Combined Influence of Strain and Heat Loss on Premixed Flame Stabilization

Combined Influence of Strain and Heat Loss on Premixed Flame Stabilization

Combined Influence of Strain and Heat Loss on Premixed Flame Stabilization

L. Tay-Wo-Chong, M. Zellhuber, T. Komarek, H. G. Im, W. Polifke

Flow, Turbulence and Combustion, 1-32, (2015)

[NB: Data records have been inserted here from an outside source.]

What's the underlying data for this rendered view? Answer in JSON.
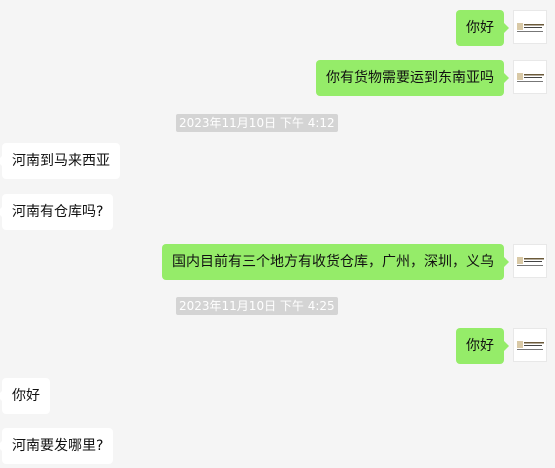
{
  "messages": [
    {
      "side": "out",
      "text": "你好"
    },
    {
      "side": "out",
      "text": "你有货物需要运到东南亚吗"
    },
    {
      "type": "time",
      "text": "2023年11月10日 下午 4:12"
    },
    {
      "side": "in",
      "text": "河南到马来西亚"
    },
    {
      "side": "in",
      "text": "河南有仓库吗?"
    },
    {
      "side": "out",
      "text": "国内目前有三个地方有收货仓库，广州，深圳，义乌"
    },
    {
      "type": "time",
      "text": "2023年11月10日 下午 4:25"
    },
    {
      "side": "out",
      "text": "你好"
    },
    {
      "side": "in",
      "text": "你好"
    },
    {
      "side": "in",
      "text": "河南要发哪里?"
    }
  ],
  "colors": {
    "background": "#f5f5f5",
    "outgoing_bubble": "#95ec69",
    "incoming_bubble": "#ffffff",
    "timestamp_bg": "#d4d4d4"
  },
  "icons": {
    "avatar": "company-logo-avatar"
  }
}
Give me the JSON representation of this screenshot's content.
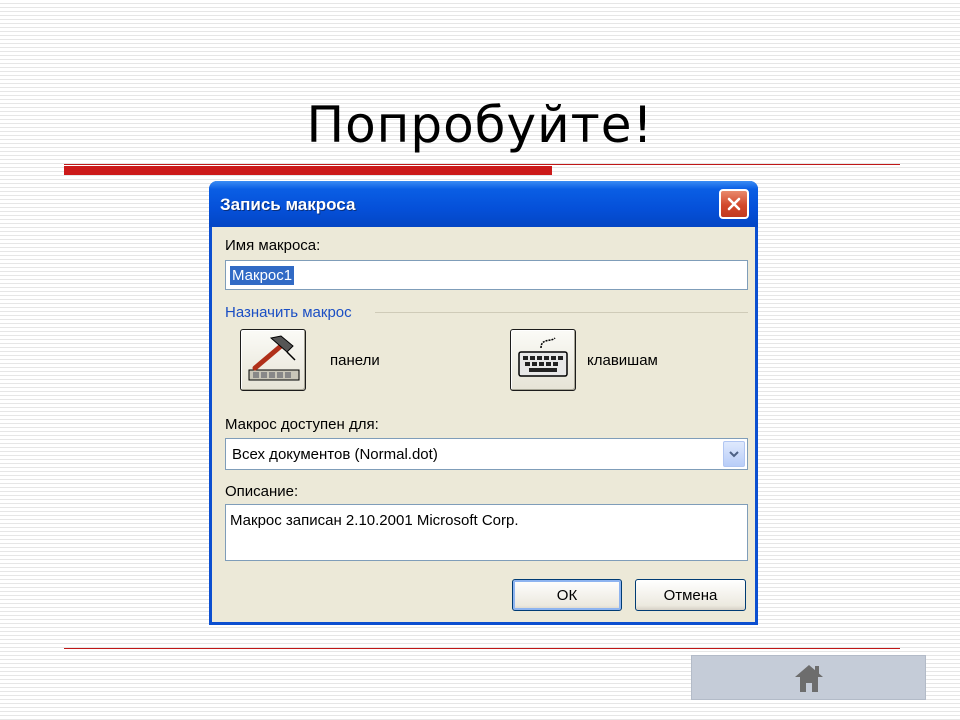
{
  "slide": {
    "title": "Попробуйте!"
  },
  "dialog": {
    "title": "Запись макроса",
    "macro_name_label": "Имя макроса:",
    "macro_name_value": "Макрос1",
    "assign_group_label": "Назначить макрос",
    "toolbars_label": "панели",
    "keyboard_label": "клавишам",
    "available_label": "Макрос доступен для:",
    "available_value": "Всех документов (Normal.dot)",
    "description_label": "Описание:",
    "description_value": "Макрос записан 2.10.2001 Microsoft Corp.",
    "ok_label": "ОК",
    "cancel_label": "Отмена"
  },
  "icons": {
    "close": "close-icon",
    "toolbar": "hammer-toolbar-icon",
    "keyboard": "keyboard-icon",
    "dropdown": "chevron-down-icon",
    "home": "home-icon"
  },
  "colors": {
    "titlebar": "#0550d9",
    "accent_red": "#cc1a1a",
    "dialog_bg": "#ece9d8",
    "selection": "#316ac5"
  }
}
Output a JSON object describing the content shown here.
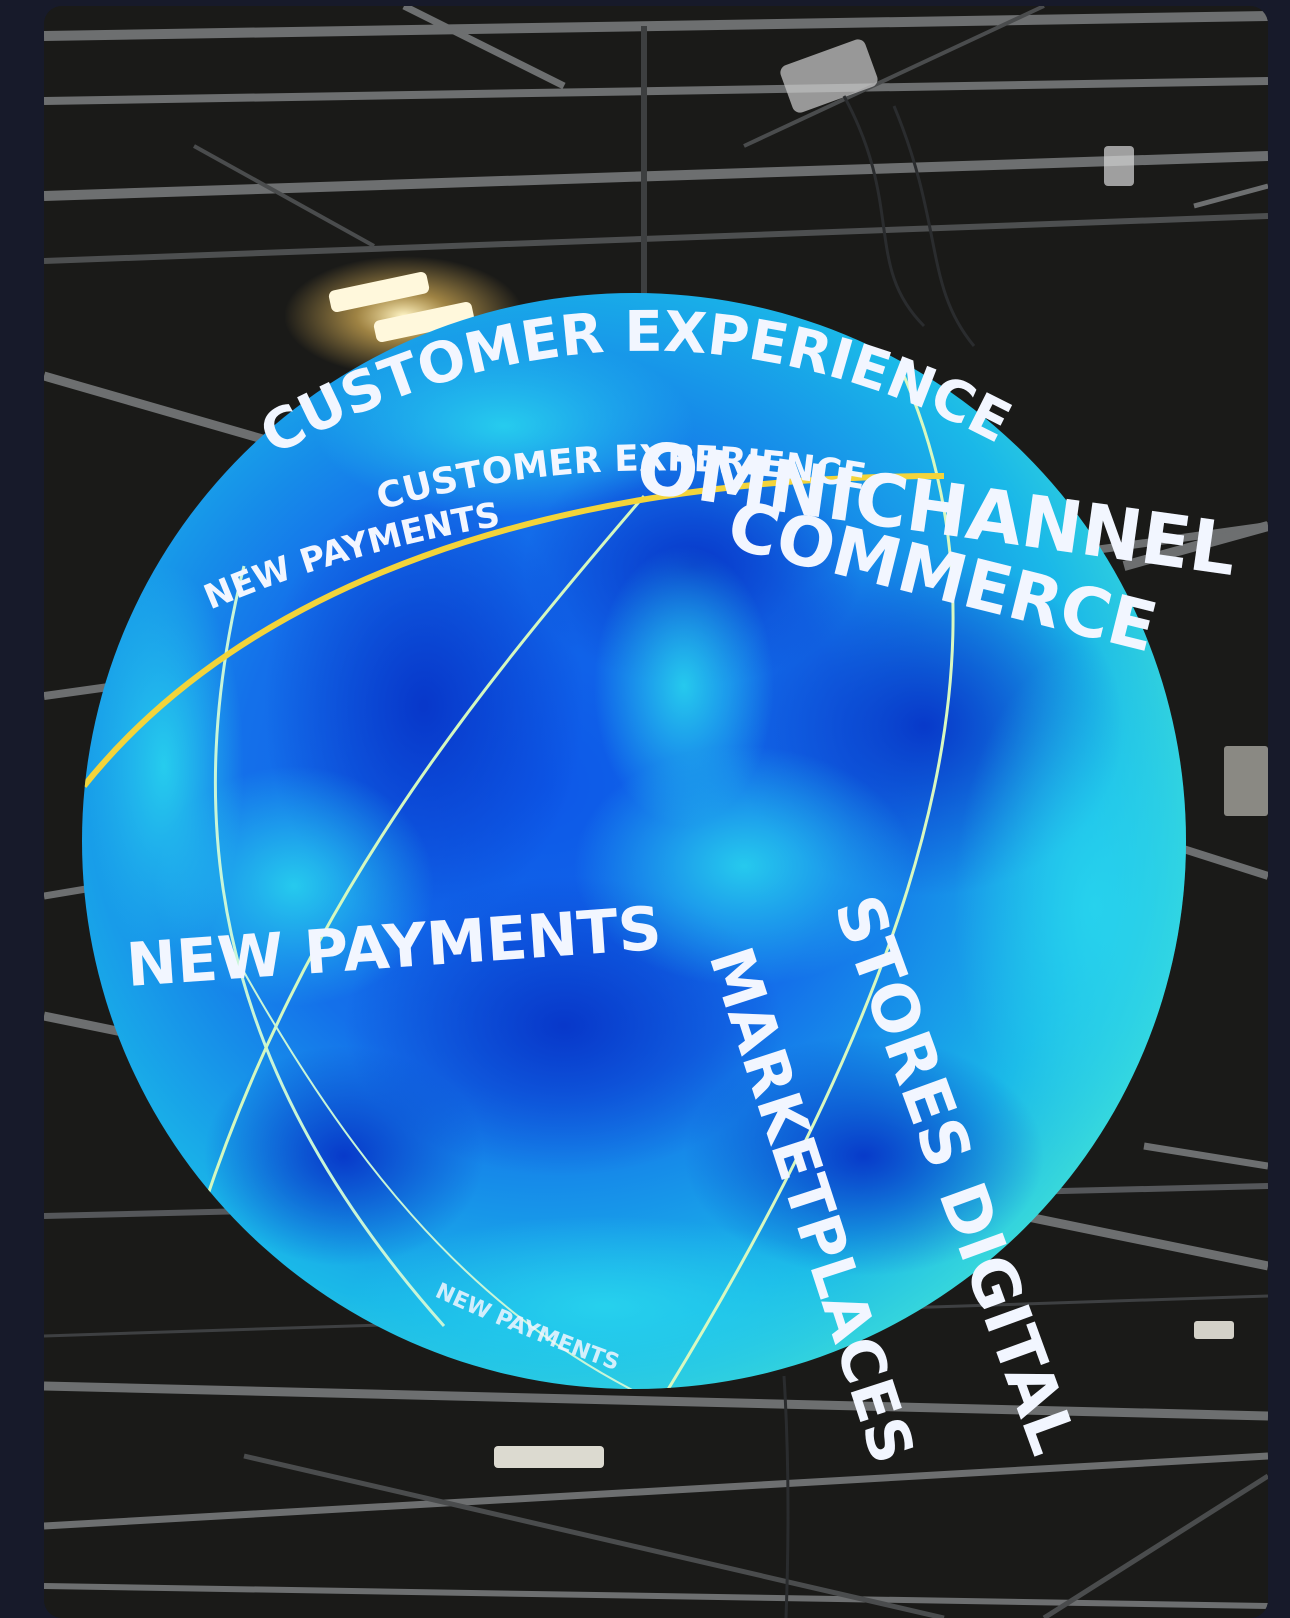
{
  "photo": {
    "description_kind": "led-sphere-display",
    "globe_texts": {
      "customer_experience_top": "CUSTOMER EXPERIENCE",
      "new_payments_small": "NEW PAYMENTS",
      "customer_experience_mid": "CUSTOMER EXPERIENCE",
      "omnichannel": "OMNICHANNEL",
      "commerce": "COMMERCE",
      "new_payments_large": "NEW PAYMENTS",
      "stores_digital": "STORES DIGITAL",
      "marketplaces": "MARKETPLACES",
      "new_payments_bottom": "NEW PAYMENTS"
    },
    "colors": {
      "background": "#171a2a",
      "sphere_deep_blue": "#0a3fd6",
      "sphere_cyan": "#1ec9e8",
      "accent_yellow": "#f3d43a",
      "ceiling": "#1c1c1a",
      "truss": "#6d6f70"
    }
  }
}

L. Tay-Wo-Chong, M. Zellhuber, T. Komarek, H. G. Im, W. Polifke
Turbulent combustion, Premixed flame, Strain rate, Heat loss
2015


 

The present paper argues that the prediction of turbulent premixed flames under non-adiabatic conditions can be improved by considering the combined effects of strain and heat loss on reaction rates. The effect of strain in the presence of heat loss on the consumption speed of laminar premixed flames was quantified by calculations of asymmetric counterflow configurations (“fresh-to-burnt”) with detailed chemistry. Heat losses were introduced by setting the temperature of the incoming stream of products on the “burnt” side to values below those corresponding to adiabatic conditions. The consumption speed decreased in a roughly exponential manner with increasing strain rate, and this tendency became more pronounced in the presence of heat losses. An empirical relation in terms of Markstein number, Karlovitz Number and a non-dimensional heat loss parameter was proposed for the combined influence of strain and heat losses on the consumption speed. Combining this empirical relation with a presumed probability density function for strain in turbulent flows, an attenuation factor that accounts for the effect of strain and heat loss on the reaction rate in turbulent flows was deduced and implemented into a turbulent combustion model. URANS simulations of a premixed swirl burner were carried out and validated against flow field and OH chemiluminescence measurements. Introducing the effects of strain and heat loss into the combustion model, the flame topology observed experimentally was correctly reproduced, with good agreement between experiment and simulation for flow field and flame length.

DOI: 10.1007/s10494-015-9679-0